What to produce: Only lines containing the string "data" belong in the answer; copy all of them from the entries.
*** Extracted information ***
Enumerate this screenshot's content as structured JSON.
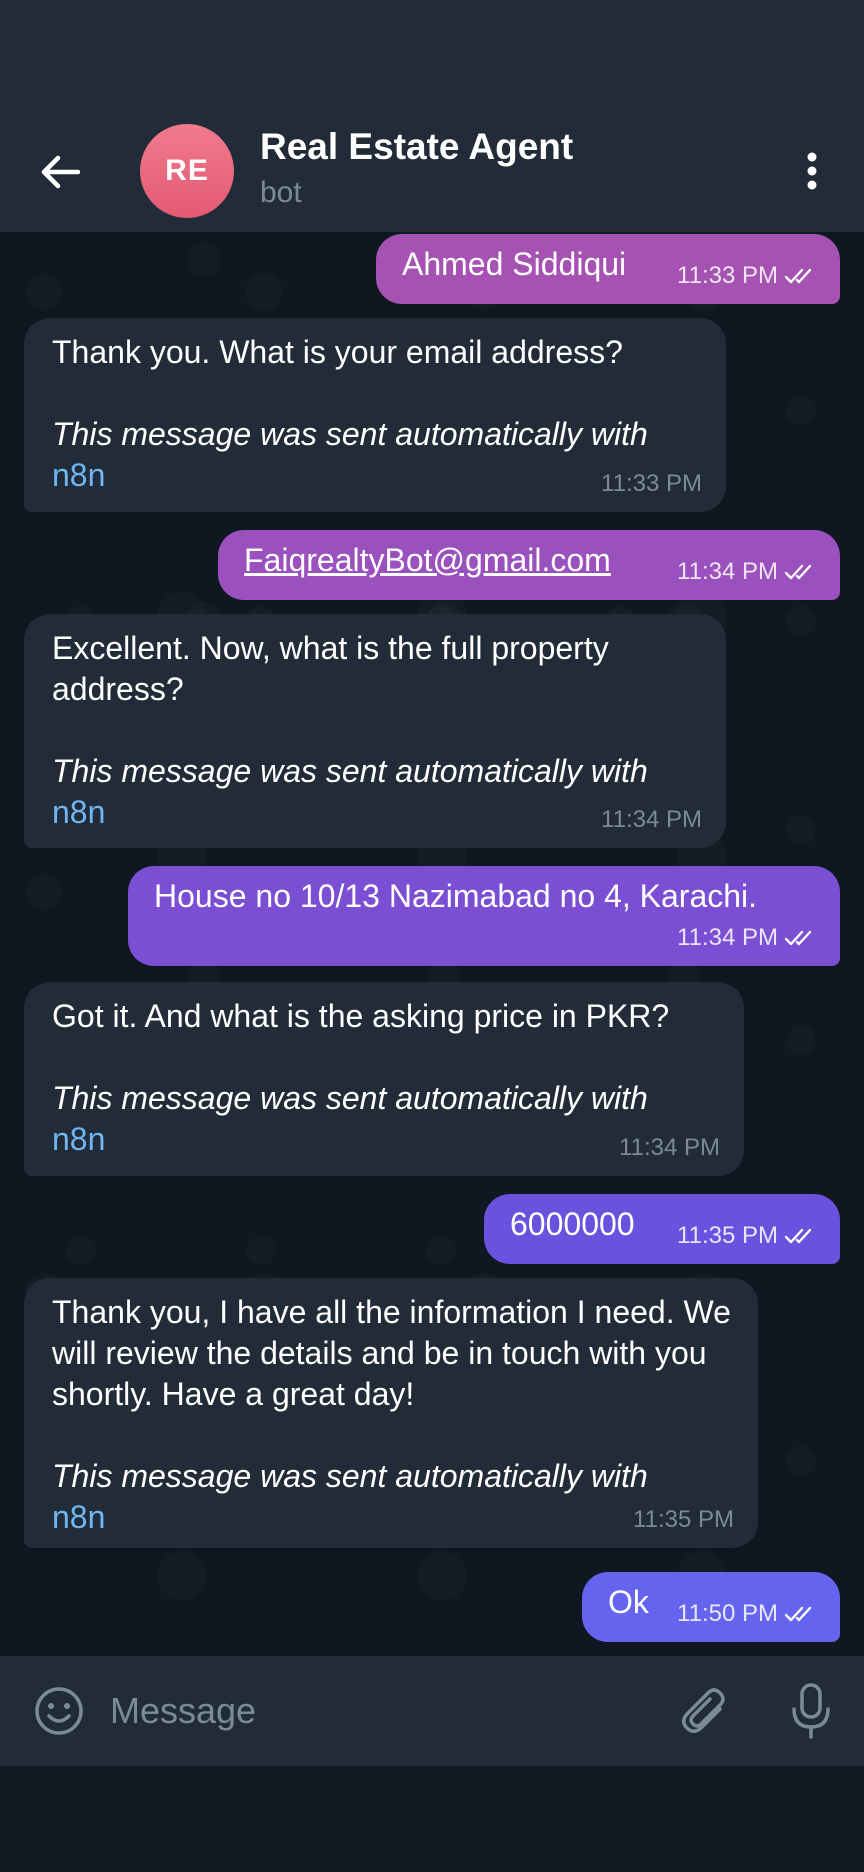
{
  "header": {
    "avatar_initials": "RE",
    "title": "Real Estate Agent",
    "subtitle": "bot",
    "back_icon": "arrow-left-icon",
    "menu_icon": "more-vertical-icon"
  },
  "messages": [
    {
      "direction": "out",
      "text": "Ahmed Siddiqui",
      "time": "11:33 PM",
      "status": "read"
    },
    {
      "direction": "in",
      "text": "Thank you. What is your email address?",
      "footer": "This message was sent automatically with",
      "link": "n8n",
      "time": "11:33 PM"
    },
    {
      "direction": "out",
      "text": "FaiqrealtyBot@gmail.com",
      "time": "11:34 PM",
      "status": "read"
    },
    {
      "direction": "in",
      "text": "Excellent. Now, what is the full property address?",
      "footer": "This message was sent automatically with",
      "link": "n8n",
      "time": "11:34 PM"
    },
    {
      "direction": "out",
      "text": "House no 10/13 Nazimabad no 4, Karachi.",
      "time": "11:34 PM",
      "status": "read"
    },
    {
      "direction": "in",
      "text": "Got it. And what is the asking price in PKR?",
      "footer": "This message was sent automatically with",
      "link": "n8n",
      "time": "11:34 PM"
    },
    {
      "direction": "out",
      "text": "6000000",
      "time": "11:35 PM",
      "status": "read"
    },
    {
      "direction": "in",
      "text": "Thank you, I have all the information I need. We will review the details and be in touch with you shortly. Have a great day!",
      "footer": "This message was sent automatically with",
      "link": "n8n",
      "time": "11:35 PM"
    },
    {
      "direction": "out",
      "text": "Ok",
      "time": "11:50 PM",
      "status": "read"
    }
  ],
  "composer": {
    "placeholder": "Message",
    "emoji_icon": "emoji-icon",
    "attach_icon": "paperclip-icon",
    "mic_icon": "microphone-icon"
  },
  "colors": {
    "header_bg": "#222c38",
    "incoming_bubble": "#222c38",
    "outgoing_gradient_top": "#a852b4",
    "outgoing_gradient_bottom": "#6a6af0",
    "link": "#6fb6f3",
    "avatar": "#ea6b80"
  }
}
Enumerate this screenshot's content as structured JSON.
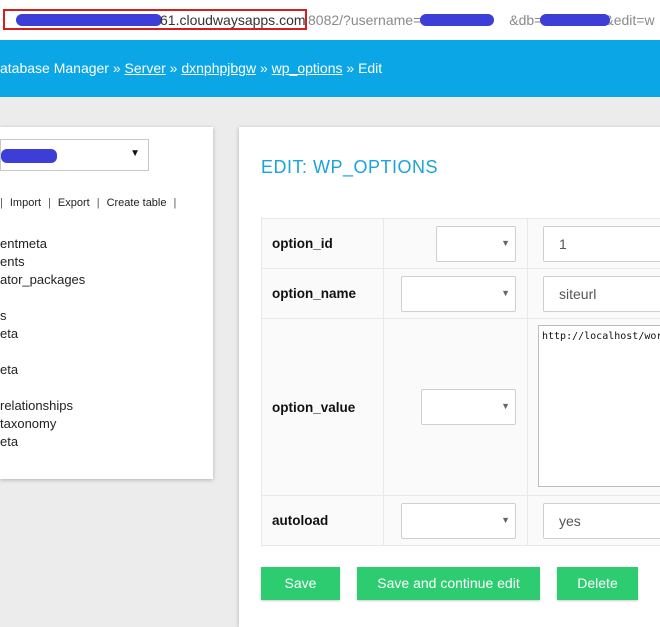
{
  "url": {
    "host": "61.cloudwaysapps.com",
    "rest": "8082/?username=",
    "rest2": "&db=",
    "rest3": "&edit=w"
  },
  "header": {
    "prefix": "atabase Manager » ",
    "crumbs": [
      "Server",
      "dxnphpjbgw",
      "wp_options"
    ],
    "separator": " » ",
    "current": "Edit"
  },
  "sidebar": {
    "actions": [
      "Import",
      "Export",
      "Create table"
    ],
    "tables": [
      "",
      "entmeta",
      "ents",
      "ator_packages",
      "",
      "s",
      "eta",
      "",
      "eta",
      "",
      "relationships",
      "taxonomy",
      "eta"
    ]
  },
  "main": {
    "title": "EDIT: WP_OPTIONS",
    "rows": [
      {
        "label": "option_id",
        "value": "1"
      },
      {
        "label": "option_name",
        "value": "siteurl"
      },
      {
        "label": "option_value",
        "value": "http://localhost/wordpress"
      },
      {
        "label": "autoload",
        "value": "yes"
      }
    ],
    "buttons": {
      "save": "Save",
      "save_continue": "Save and continue edit",
      "delete": "Delete"
    }
  },
  "colors": {
    "header_bg": "#0aa6e6",
    "button_bg": "#2ecc71",
    "title": "#1aa3dc",
    "redact": "#3d3dd8",
    "highlight_box": "#d21f1f"
  },
  "icons": {
    "dropdown": "caret-down-icon"
  }
}
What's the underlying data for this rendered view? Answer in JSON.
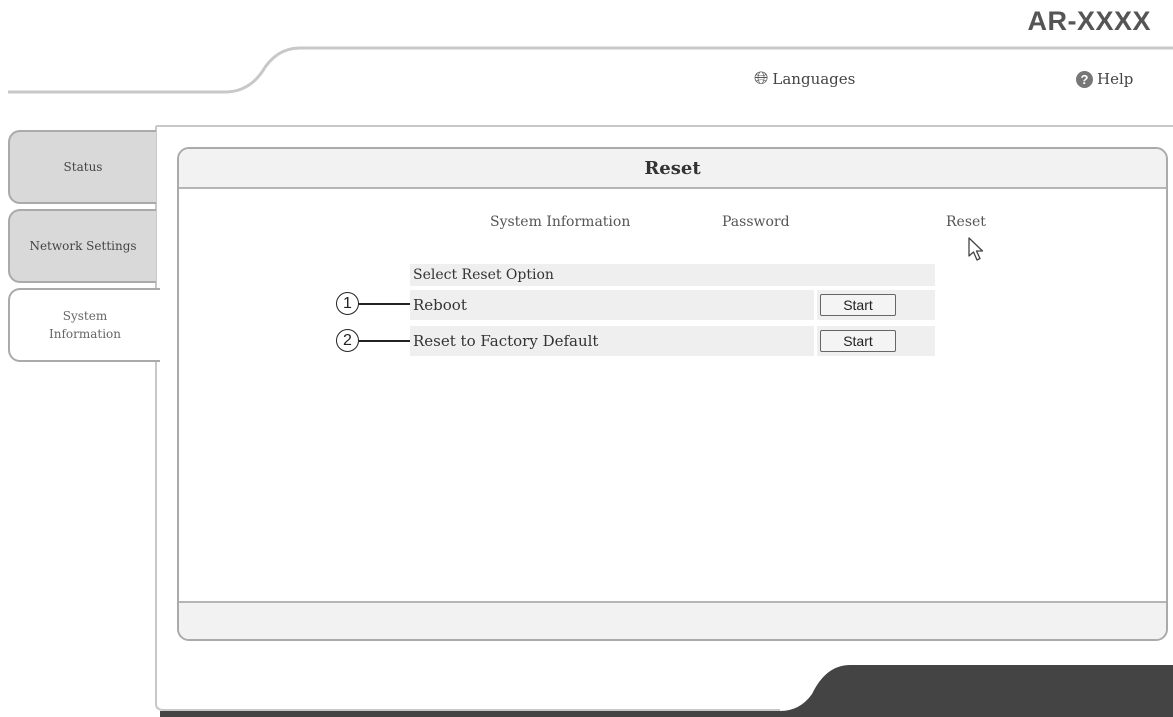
{
  "header": {
    "model": "AR-XXXX",
    "languages_label": "Languages",
    "help_label": "Help"
  },
  "sidebar": {
    "tabs": [
      {
        "label": "Status",
        "active": false
      },
      {
        "label": "Network Settings",
        "active": false
      },
      {
        "label": "System Information",
        "active": true
      }
    ]
  },
  "panel": {
    "title": "Reset",
    "subnav": [
      "System Information",
      "Password",
      "Reset"
    ],
    "options_header": "Select Reset Option",
    "options": [
      {
        "callout": "1",
        "label": "Reboot",
        "button": "Start"
      },
      {
        "callout": "2",
        "label": "Reset to Factory Default",
        "button": "Start"
      }
    ]
  },
  "icons": {
    "languages": "globe-icon",
    "help": "help-icon",
    "pointer": "mouse-cursor-icon"
  }
}
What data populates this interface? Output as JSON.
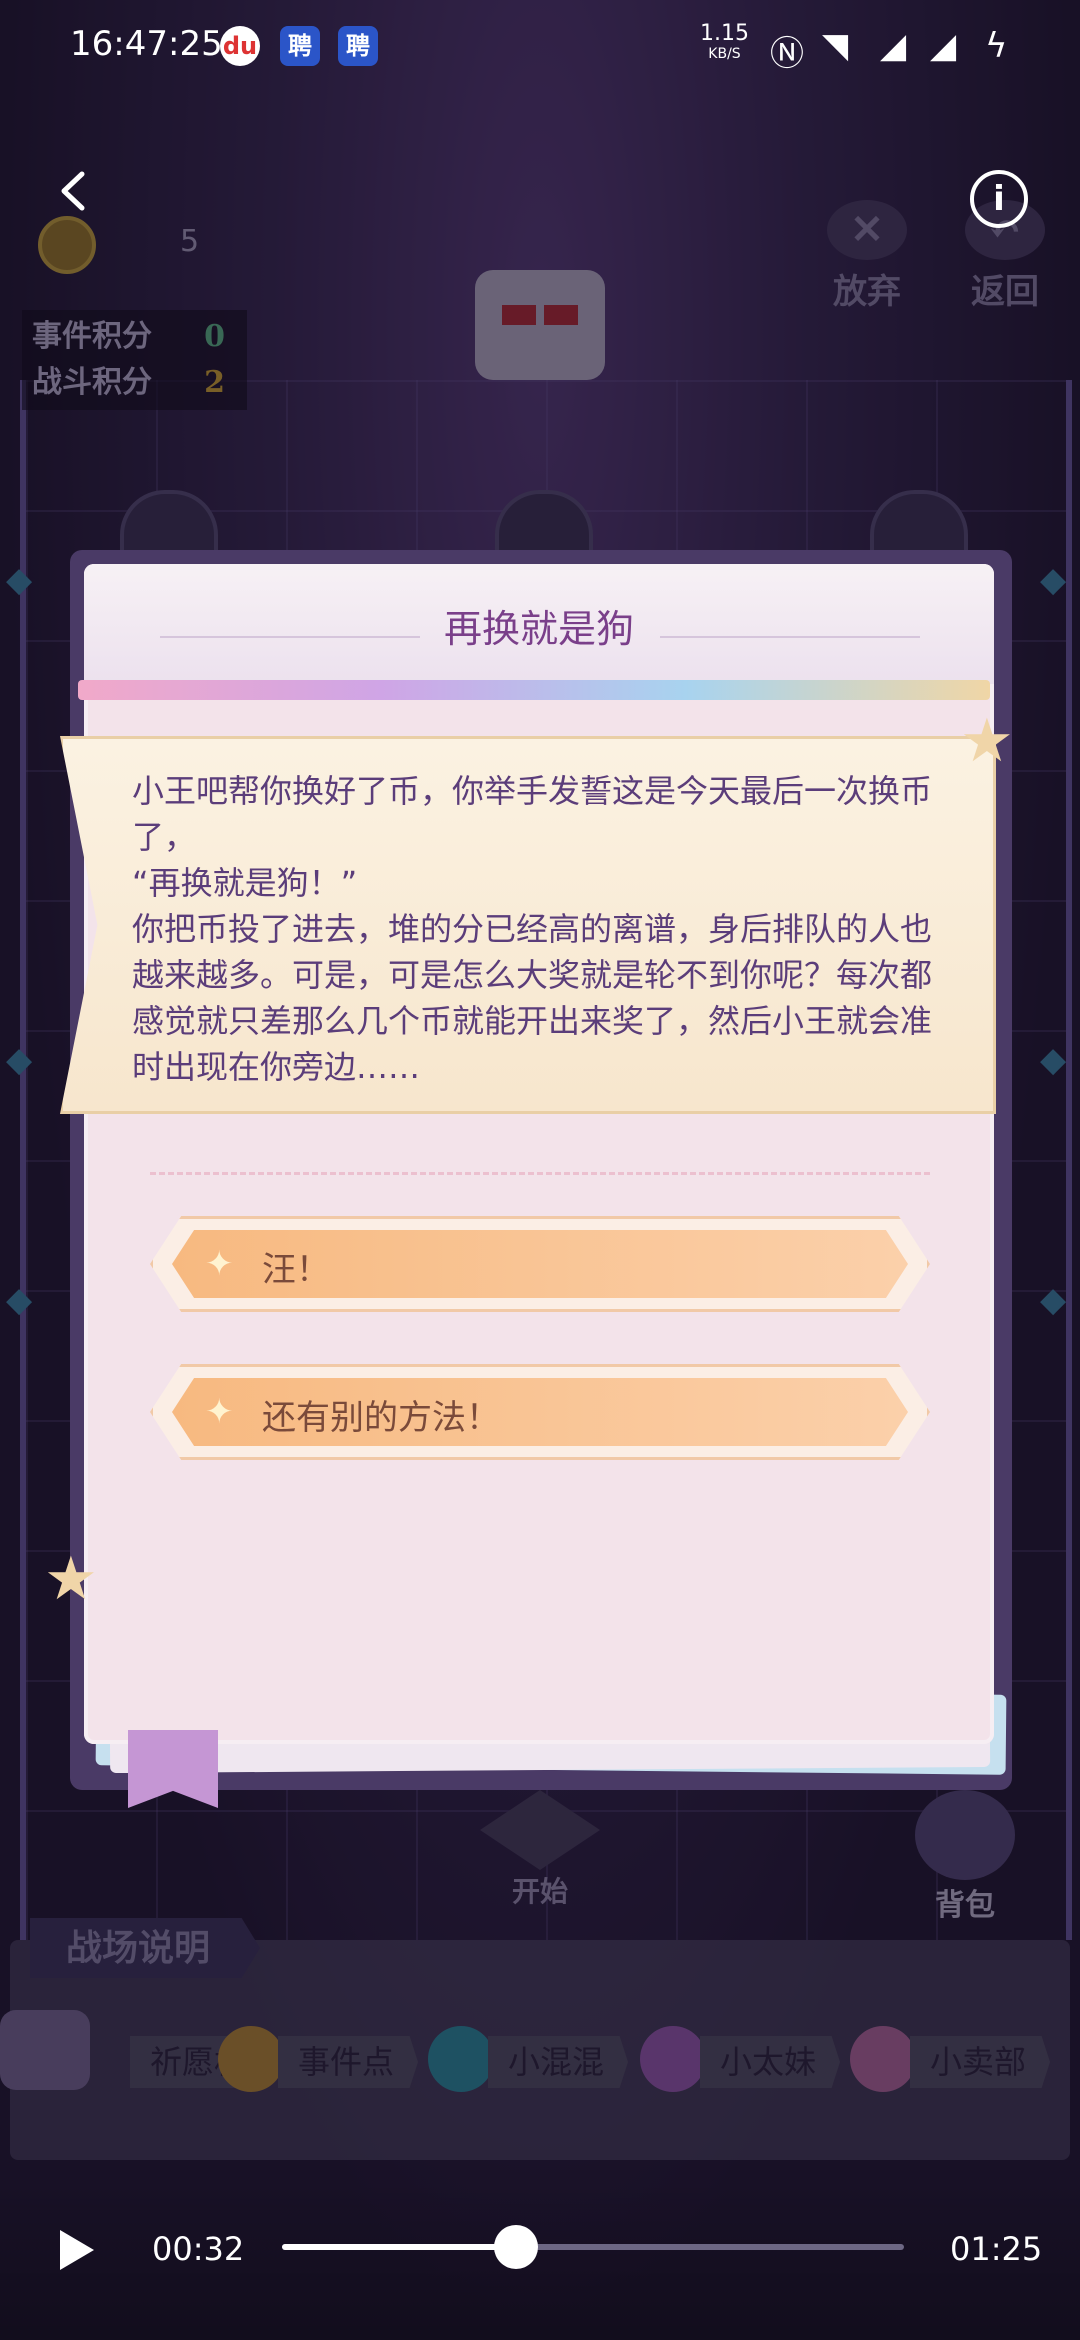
{
  "status_bar": {
    "time": "16:47:25",
    "app_icons": [
      "du",
      "聘",
      "聘"
    ],
    "net_speed_value": "1.15",
    "net_speed_unit": "KB/S",
    "icons": [
      "nfc-icon",
      "wifi-icon",
      "signal-4g-icon",
      "signal-4g-icon",
      "charging-icon"
    ]
  },
  "hud": {
    "coin_count": "5",
    "scores": [
      {
        "label": "事件积分",
        "value": "0"
      },
      {
        "label": "战斗积分",
        "value": "2"
      }
    ],
    "abandon_label": "放弃",
    "return_label": "返回"
  },
  "dialog": {
    "title": "再换就是狗",
    "story": "小王吧帮你换好了币，你举手发誓这是今天最后一次换币了，\n“再换就是狗！”\n你把币投了进去，堆的分已经高的离谱，身后排队的人也越来越多。可是，可是怎么大奖就是轮不到你呢？每次都感觉就只差那么几个币就能开出来奖了，然后小王就会准时出现在你旁边……",
    "choices": [
      {
        "label": "汪！"
      },
      {
        "label": "还有别的方法！"
      }
    ]
  },
  "board": {
    "start_label": "开始",
    "bag_label": "背包"
  },
  "legend": {
    "title": "战场说明",
    "items": [
      {
        "label": "祈愿机",
        "color": "#6b5f8c"
      },
      {
        "label": "事件点",
        "color": "#b98a3a"
      },
      {
        "label": "小混混",
        "color": "#2f8fa3"
      },
      {
        "label": "小太妹",
        "color": "#9a5bb3"
      },
      {
        "label": "小卖部",
        "color": "#b46aa0"
      }
    ]
  },
  "player": {
    "current_time": "00:32",
    "total_time": "01:25",
    "progress": 0.376
  }
}
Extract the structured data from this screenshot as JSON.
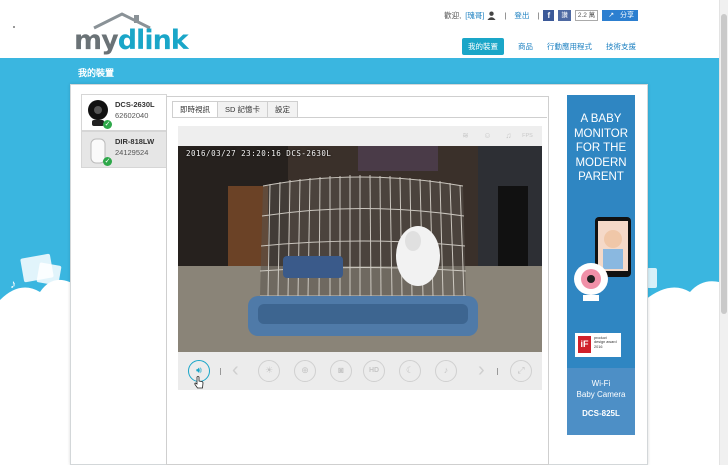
{
  "header": {
    "logo_my": "my",
    "logo_dlink": "dlink",
    "greeting": "歡迎,",
    "username": "[瑰哥]",
    "separator": "|",
    "logout": "登出",
    "fb_like": "讚",
    "fb_count": "2.2 萬",
    "share": "分享"
  },
  "nav": {
    "items": [
      {
        "label": "我的裝置",
        "active": true
      },
      {
        "label": "商品"
      },
      {
        "label": "行動應用程式"
      },
      {
        "label": "技術支援"
      }
    ]
  },
  "page": {
    "title": "我的裝置"
  },
  "devices": [
    {
      "name": "DCS-2630L",
      "id": "62602040",
      "selected": true
    },
    {
      "name": "DIR-818LW",
      "id": "24129524",
      "selected": false
    }
  ],
  "tabs": [
    {
      "label": "即時視訊",
      "active": true
    },
    {
      "label": "SD 記憶卡"
    },
    {
      "label": "設定"
    }
  ],
  "video": {
    "osd": "2016/03/27  23:20:16  DCS-2630L"
  },
  "status_icons": [
    "motion-icon",
    "person-icon",
    "sound-icon",
    "fps-icon"
  ],
  "status_fps": "FPS",
  "controls": {
    "hd_label": "HD"
  },
  "ad": {
    "headline": [
      "A BABY",
      "MONITOR",
      "FOR THE",
      "MODERN",
      "PARENT"
    ],
    "product_line1": "Wi-Fi",
    "product_line2": "Baby Camera",
    "model": "DCS-825L",
    "award_text": [
      "product",
      "design award",
      "2016"
    ]
  },
  "colors": {
    "brand_blue": "#1aa6c8",
    "band": "#3ab6e0",
    "ad_bg": "#2f86c2",
    "online_green": "#2ea84a"
  }
}
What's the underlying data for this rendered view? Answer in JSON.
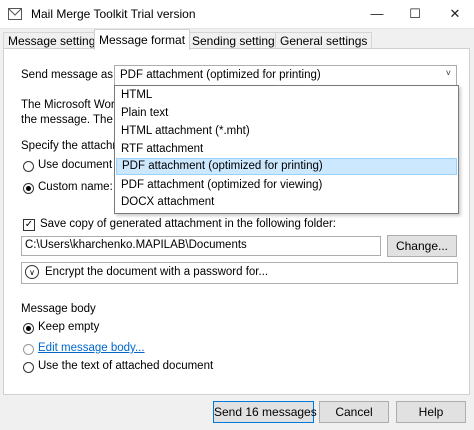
{
  "window": {
    "title": "Mail Merge Toolkit Trial version",
    "minimize_glyph": "—",
    "maximize_glyph": "☐",
    "close_glyph": "✕"
  },
  "tabs": [
    {
      "label": "Message settings",
      "active": false
    },
    {
      "label": "Message format",
      "active": true
    },
    {
      "label": "Sending settings",
      "active": false
    },
    {
      "label": "General settings",
      "active": false
    }
  ],
  "send_as": {
    "label": "Send message as:",
    "selected": "PDF attachment (optimized for printing)",
    "arrow": "˅",
    "options": [
      "HTML",
      "Plain text",
      "HTML attachment (*.mht)",
      "RTF attachment",
      "PDF attachment (optimized for printing)",
      "PDF attachment (optimized for viewing)",
      "DOCX attachment"
    ],
    "selected_index": 4
  },
  "description": {
    "line1": "The Microsoft Word",
    "line2": "the message. The PDF"
  },
  "attachment_name": {
    "heading": "Specify the attachme",
    "option_doc": "Use document n",
    "option_custom": "Custom name:"
  },
  "save_copy": {
    "label": "Save copy of generated attachment in the following folder:",
    "checked": true,
    "check_glyph": "✓",
    "path": "C:\\Users\\kharchenko.MAPILAB\\Documents",
    "change_label": "Change..."
  },
  "encrypt": {
    "label": "Encrypt the document with a password for...",
    "icon_glyph": "∨"
  },
  "message_body": {
    "heading": "Message body",
    "keep_empty": "Keep empty",
    "edit_body": "Edit message body...",
    "use_attached": "Use the text of attached document"
  },
  "footer": {
    "send_label": "Send 16 messages",
    "cancel_label": "Cancel",
    "help_label": "Help"
  },
  "colors": {
    "accent": "#0078d7",
    "selection": "#cce8ff",
    "link": "#0066cc"
  }
}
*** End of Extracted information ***
Task result:
What's the underlying data for this rendered view? Answer in JSON.
What data populates this interface? Output as JSON.
Extract the structured data from this screenshot as JSON.
What's the underlying data for this rendered view? Answer in JSON.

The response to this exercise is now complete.